1 ls dte:/solution -rec | ` 2 where {$_ -match 'codeclass' } | ` 3 set-itemproperty -name Comment -value (get-date)

would force iteration of all project items, properties, and code. Very slow operation during which the shell and Visual Studio remain unavailable. The new drive topology moves the code model to a peer of the project model:

1 ls dte:/solution/codemodel -rec | ` 2 where {$_ -match 'codeclass' } | ` 3 set-itemproperty -name Comment -value (get-date)

effectively isolating code from projects and enabling faster “bulk” operations.

These changes are breaking for existing scripts that rely on the old path topology, but 1.2 includes a simple way to revert the drive topology to the previous version when you need to:

1 > use-pathTopologyVersion 1.0

In a nutshell, this command tells the PSDTE provider to use the drive topology that existed in the specified version of StudioShell. If you have a script that relies on these old paths, just add a call to use-pathTopologyVersion to the top of the script and StudioShell will re-enable the old paths. When you’re done, you can bounce back to the current topology just as easily:

1 > use-pathTopologyVersion -current

Cleaner Codebase

StudioShell started as a very … organic project. It grew as I needed it to grow, and it still does. As a friend once understated, “it’s a bit monolithic.” The code needed some serious refactoring before any of the previous features could be realized.

A quick shout-out to two vendors who proved key in this process: NDepend was essential in teasing apart concerns, and PostSharp greatly simplified several feature implementations.

Bug Fixes

Of course this release contains plenty of fixes as well. A special thank-you to everyone who supports this project by submitting issues and discussing features. Keep ‘em coming.

Looking Ahead – looking for help

So what’s next for StudioShell? First and foremost is a more aggressive release pipeline.
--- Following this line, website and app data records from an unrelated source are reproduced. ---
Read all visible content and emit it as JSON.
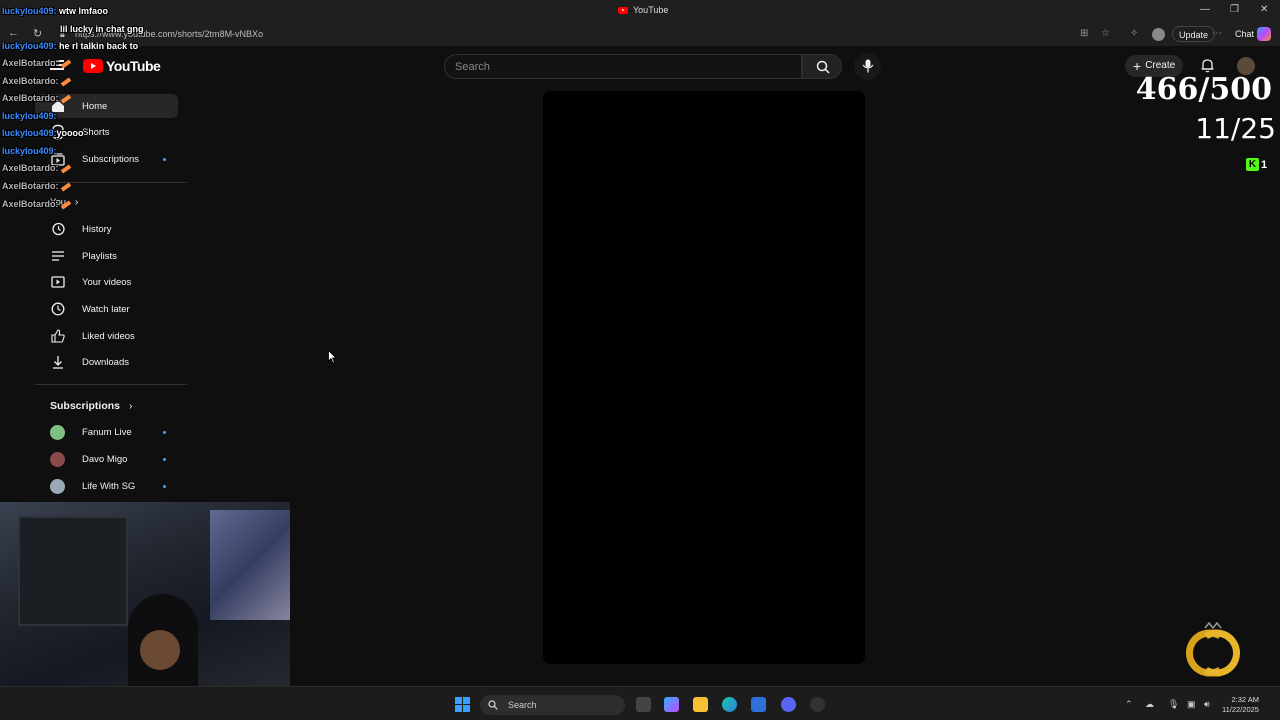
{
  "browser": {
    "tab_title": "YouTube",
    "url": "https://www.youtube.com/shorts/2tm8M-vNBXo",
    "update_label": "Update",
    "chat_label": "Chat"
  },
  "youtube": {
    "logo_text": "YouTube",
    "search_placeholder": "Search",
    "create_label": "Create",
    "sidebar": {
      "main": [
        {
          "label": "Home"
        },
        {
          "label": "Shorts"
        },
        {
          "label": "Subscriptions"
        }
      ],
      "you_label": "You",
      "you_items": [
        {
          "label": "History"
        },
        {
          "label": "Playlists"
        },
        {
          "label": "Your videos"
        },
        {
          "label": "Watch later"
        },
        {
          "label": "Liked videos"
        },
        {
          "label": "Downloads"
        }
      ],
      "subscriptions_label": "Subscriptions",
      "channels": [
        {
          "label": "Fanum Live",
          "color": "#7fbf7f"
        },
        {
          "label": "Davo Migo",
          "color": "#8a4a4a"
        },
        {
          "label": "Life With SG",
          "color": "#9aa8b8"
        }
      ]
    }
  },
  "overlay": {
    "chat": [
      {
        "user": "luckylou409:",
        "msg": "wtw lmfaoo",
        "user_color": "blue"
      },
      {
        "user": "",
        "msg": "lil lucky in chat gng",
        "user_color": "blue"
      },
      {
        "user": "luckylou409:",
        "msg": "he rl talkin back to",
        "user_color": "blue"
      },
      {
        "user": "AxelBotardo:",
        "msg": "",
        "user_color": "grey"
      },
      {
        "user": "AxelBotardo:",
        "msg": "",
        "user_color": "grey"
      },
      {
        "user": "AxelBotardo:",
        "msg": "",
        "user_color": "grey"
      },
      {
        "user": "luckylou409:",
        "msg": "",
        "user_color": "blue"
      },
      {
        "user": "luckylou409:",
        "msg": "yoooo",
        "user_color": "blue"
      },
      {
        "user": "luckylou409:",
        "msg": "",
        "user_color": "blue"
      },
      {
        "user": "AxelBotardo:",
        "msg": "",
        "user_color": "grey"
      },
      {
        "user": "AxelBotardo:",
        "msg": "",
        "user_color": "grey"
      },
      {
        "user": "AxelBotardo:",
        "msg": "",
        "user_color": "grey"
      }
    ],
    "counter_main": "466/500",
    "counter_sub": "11/25",
    "kick_count": "1"
  },
  "taskbar": {
    "search_label": "Search",
    "time": "2:32 AM",
    "date": "11/22/2025"
  }
}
With 1.2 comes a PSake build, the next step is to incorporate automated deployments to NuGet and CodePlex. I don’t want to wait another 6 months to package a release.
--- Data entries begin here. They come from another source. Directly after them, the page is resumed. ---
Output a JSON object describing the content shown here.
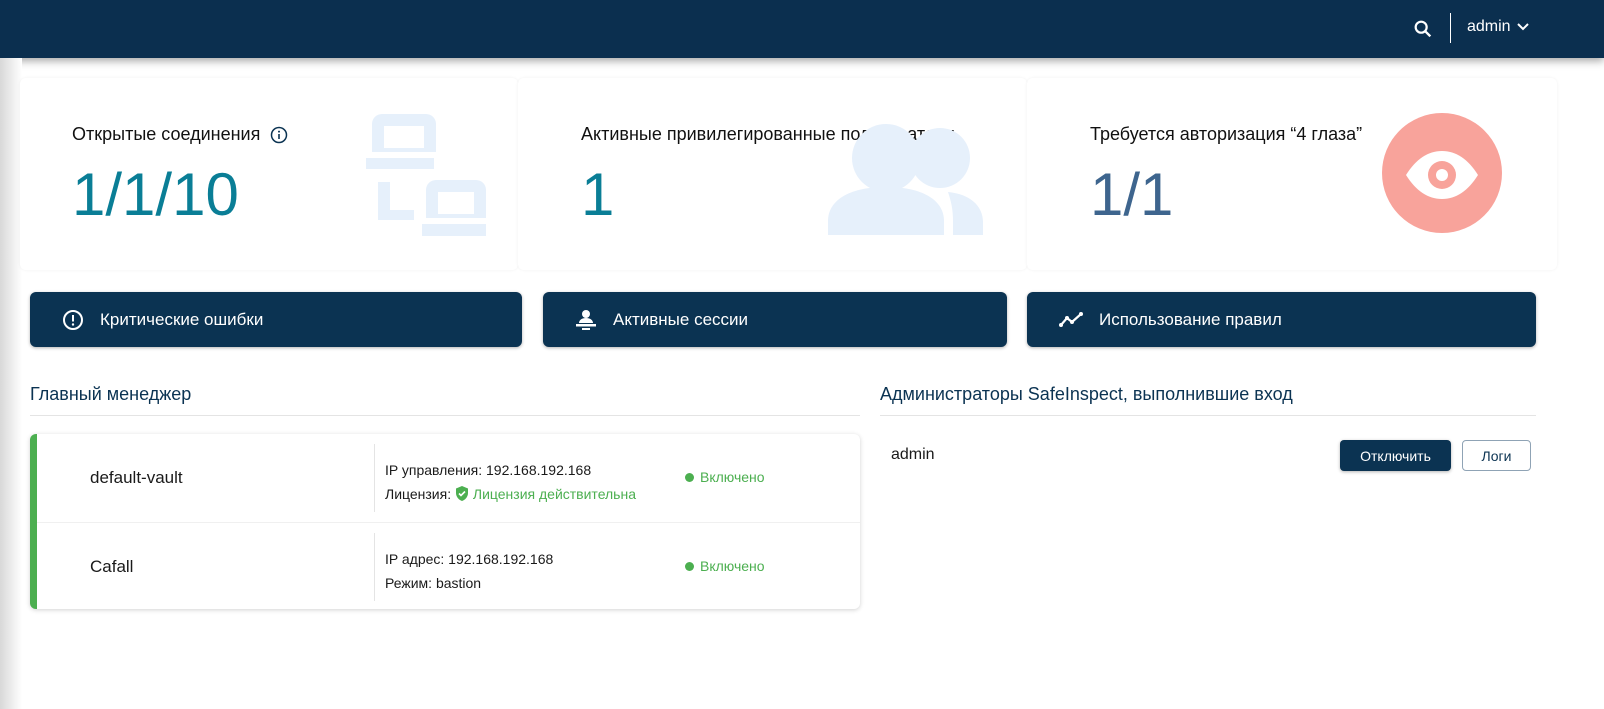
{
  "header": {
    "user": "admin",
    "colors": {
      "bar": "#0b2f4f"
    }
  },
  "cards": [
    {
      "title": "Открытые соединения",
      "value": "1/1/10",
      "icon": "network-icon",
      "color": "#0a7e96"
    },
    {
      "title": "Активные привилегированные пользователи",
      "value": "1",
      "icon": "users-icon",
      "color": "#0a7e96"
    },
    {
      "title": "Требуется авторизация “4 глаза”",
      "value": "1/1",
      "icon": "eye-icon",
      "color": "#3e658e"
    }
  ],
  "buttons": [
    {
      "label": "Критические ошибки",
      "icon": "alert-circle-icon"
    },
    {
      "label": "Активные сессии",
      "icon": "session-user-icon"
    },
    {
      "label": "Использование правил",
      "icon": "trend-line-icon"
    }
  ],
  "manager": {
    "title": "Главный менеджер",
    "rows": [
      {
        "name": "default-vault",
        "line1": "IP управления: 192.168.192.168",
        "line2_label": "Лицензия:",
        "line2_value": "Лицензия действительна",
        "status": "Включено"
      },
      {
        "name": "Cafall",
        "line1": "IP адрес: 192.168.192.168",
        "line2_label": "Режим: bastion",
        "status": "Включено"
      }
    ]
  },
  "admins": {
    "title": "Администраторы SafeInspect, выполнившие вход",
    "items": [
      {
        "name": "admin",
        "disconnect": "Отключить",
        "logs": "Логи"
      }
    ]
  }
}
I’m also looking at expanding the DTE drive topology to include some other Visual Studio services. More on this later.

I’d also like some help getting StudioShell usable in other shells, especially the SQL family of Visual Studio shells. If you have the inkling to help, please get in touch.